They’re the human face of Australia’s tough border policies – the more than 100 refugee children living on Nauru.
“We’re not criminals and we’re not dangerous. Can you tell us why are we still here?” - Child refugee
On Monday night Four Corners speaks to children and young people recognised as refugees, released from detention, but trapped in limbo.
“When people came here they were patient. No one is patient any more. They’re just waiting for a spark to explode.” - Young refugee
In footage filmed for Four Corners and smuggled out of the country, these children talk of their experiences over the last three years.
“They showed the knife to us and they say don’t come here anymore. This is not your school, this is our school. This is our country. Go away from here.” - Child refugee

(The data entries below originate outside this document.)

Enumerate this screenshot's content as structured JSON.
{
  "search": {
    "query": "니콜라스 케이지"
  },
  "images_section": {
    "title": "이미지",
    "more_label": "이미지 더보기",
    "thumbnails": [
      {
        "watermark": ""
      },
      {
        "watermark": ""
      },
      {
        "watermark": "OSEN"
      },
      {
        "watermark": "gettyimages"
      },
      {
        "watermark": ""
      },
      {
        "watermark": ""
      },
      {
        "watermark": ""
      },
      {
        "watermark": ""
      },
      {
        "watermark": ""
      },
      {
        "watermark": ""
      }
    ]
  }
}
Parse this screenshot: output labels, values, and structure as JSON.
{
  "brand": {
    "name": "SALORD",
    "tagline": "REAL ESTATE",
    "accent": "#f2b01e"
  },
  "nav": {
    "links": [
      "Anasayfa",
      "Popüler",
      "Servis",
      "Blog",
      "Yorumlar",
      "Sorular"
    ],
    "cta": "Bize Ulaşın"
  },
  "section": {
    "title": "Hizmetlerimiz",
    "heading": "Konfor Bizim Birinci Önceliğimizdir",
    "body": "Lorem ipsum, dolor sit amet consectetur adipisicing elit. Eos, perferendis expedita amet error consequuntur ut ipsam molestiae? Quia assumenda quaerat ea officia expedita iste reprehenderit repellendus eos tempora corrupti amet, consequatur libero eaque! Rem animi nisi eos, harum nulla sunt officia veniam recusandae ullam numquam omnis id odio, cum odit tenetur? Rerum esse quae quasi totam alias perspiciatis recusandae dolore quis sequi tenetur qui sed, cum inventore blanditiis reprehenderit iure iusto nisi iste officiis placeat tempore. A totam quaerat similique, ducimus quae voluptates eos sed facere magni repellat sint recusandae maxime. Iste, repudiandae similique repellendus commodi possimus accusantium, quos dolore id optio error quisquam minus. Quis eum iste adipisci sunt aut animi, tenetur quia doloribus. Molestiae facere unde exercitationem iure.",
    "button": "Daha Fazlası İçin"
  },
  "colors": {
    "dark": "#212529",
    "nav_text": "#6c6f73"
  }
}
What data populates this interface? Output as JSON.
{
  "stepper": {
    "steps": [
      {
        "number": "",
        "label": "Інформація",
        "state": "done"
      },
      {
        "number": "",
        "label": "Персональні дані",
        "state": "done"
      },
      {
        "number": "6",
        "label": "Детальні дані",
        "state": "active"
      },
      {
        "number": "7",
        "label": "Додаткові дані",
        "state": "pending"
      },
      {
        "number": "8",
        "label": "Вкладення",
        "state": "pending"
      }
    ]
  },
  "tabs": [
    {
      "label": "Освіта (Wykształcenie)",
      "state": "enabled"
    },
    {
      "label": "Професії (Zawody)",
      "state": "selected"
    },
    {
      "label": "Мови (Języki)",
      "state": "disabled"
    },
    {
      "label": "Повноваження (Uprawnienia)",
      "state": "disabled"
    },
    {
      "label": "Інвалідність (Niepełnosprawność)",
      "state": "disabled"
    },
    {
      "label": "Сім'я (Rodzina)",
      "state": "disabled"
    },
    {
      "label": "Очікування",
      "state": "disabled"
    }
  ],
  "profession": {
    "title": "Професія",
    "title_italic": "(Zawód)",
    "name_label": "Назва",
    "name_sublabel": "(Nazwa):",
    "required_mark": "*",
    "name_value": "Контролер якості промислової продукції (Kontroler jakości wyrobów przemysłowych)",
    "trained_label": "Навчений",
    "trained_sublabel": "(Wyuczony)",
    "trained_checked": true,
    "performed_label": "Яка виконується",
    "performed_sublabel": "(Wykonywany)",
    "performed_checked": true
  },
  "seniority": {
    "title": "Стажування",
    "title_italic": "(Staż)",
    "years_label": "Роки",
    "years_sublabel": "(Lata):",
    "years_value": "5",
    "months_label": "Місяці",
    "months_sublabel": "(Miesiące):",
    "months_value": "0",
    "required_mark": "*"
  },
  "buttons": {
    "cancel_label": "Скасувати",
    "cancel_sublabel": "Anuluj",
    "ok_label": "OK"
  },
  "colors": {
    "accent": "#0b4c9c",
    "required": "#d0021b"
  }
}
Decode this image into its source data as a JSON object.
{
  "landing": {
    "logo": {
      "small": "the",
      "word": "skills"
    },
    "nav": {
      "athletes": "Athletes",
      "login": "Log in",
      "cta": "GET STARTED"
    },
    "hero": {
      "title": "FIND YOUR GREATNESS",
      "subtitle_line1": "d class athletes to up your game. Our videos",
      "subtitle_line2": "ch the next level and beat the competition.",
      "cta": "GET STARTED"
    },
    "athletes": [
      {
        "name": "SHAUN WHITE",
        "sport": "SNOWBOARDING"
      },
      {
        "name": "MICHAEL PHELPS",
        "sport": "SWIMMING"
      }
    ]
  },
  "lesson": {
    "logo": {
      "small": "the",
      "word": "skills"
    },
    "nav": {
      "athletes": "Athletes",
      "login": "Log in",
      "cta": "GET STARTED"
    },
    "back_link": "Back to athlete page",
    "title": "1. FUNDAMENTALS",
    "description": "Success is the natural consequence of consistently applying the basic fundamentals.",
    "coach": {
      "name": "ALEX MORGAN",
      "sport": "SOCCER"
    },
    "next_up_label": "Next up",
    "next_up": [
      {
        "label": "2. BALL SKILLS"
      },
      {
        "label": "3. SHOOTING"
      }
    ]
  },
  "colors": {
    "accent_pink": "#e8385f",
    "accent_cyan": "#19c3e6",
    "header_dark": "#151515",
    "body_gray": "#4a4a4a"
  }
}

Both the Nauruan and Australian governments say they want the refugees moved on from Nauru, but they have been unable to reach agreements on where else they could be sent.
“They tell us ‘We will take you to another country’, ‘You will stay here for one more month’, ‘You will stay here for one more year.’ And then every time, lying.” - Child refugee
While that stalemate continues, many of these children are struggling to hang on to hope.
“It’s like we’re forgotten children in Nauru. Our future is bleak.” - Child refugee
Back in Australia, the experience of these refugees has had a lasting impact on the teachers who had to leave them behind.
“You could see the light drain out of their eyes. You could see them go flat.” - Teacher
“It was like constantly talking people off a ledge.” - Teacher
The Forgotten Children, reported by Debbie Whitmont and presented by Sarah Ferguson, goes to air on Monday 17th October at 8.30pm on ABC & iview. It is replayed on Tuesday 18th October at 10.00am and Wednesday 19th at 11pm. It can also be seen on ABC News 24 on Saturday at 8.00pm AEDT, ABC iview and at abc.net.au/4corners.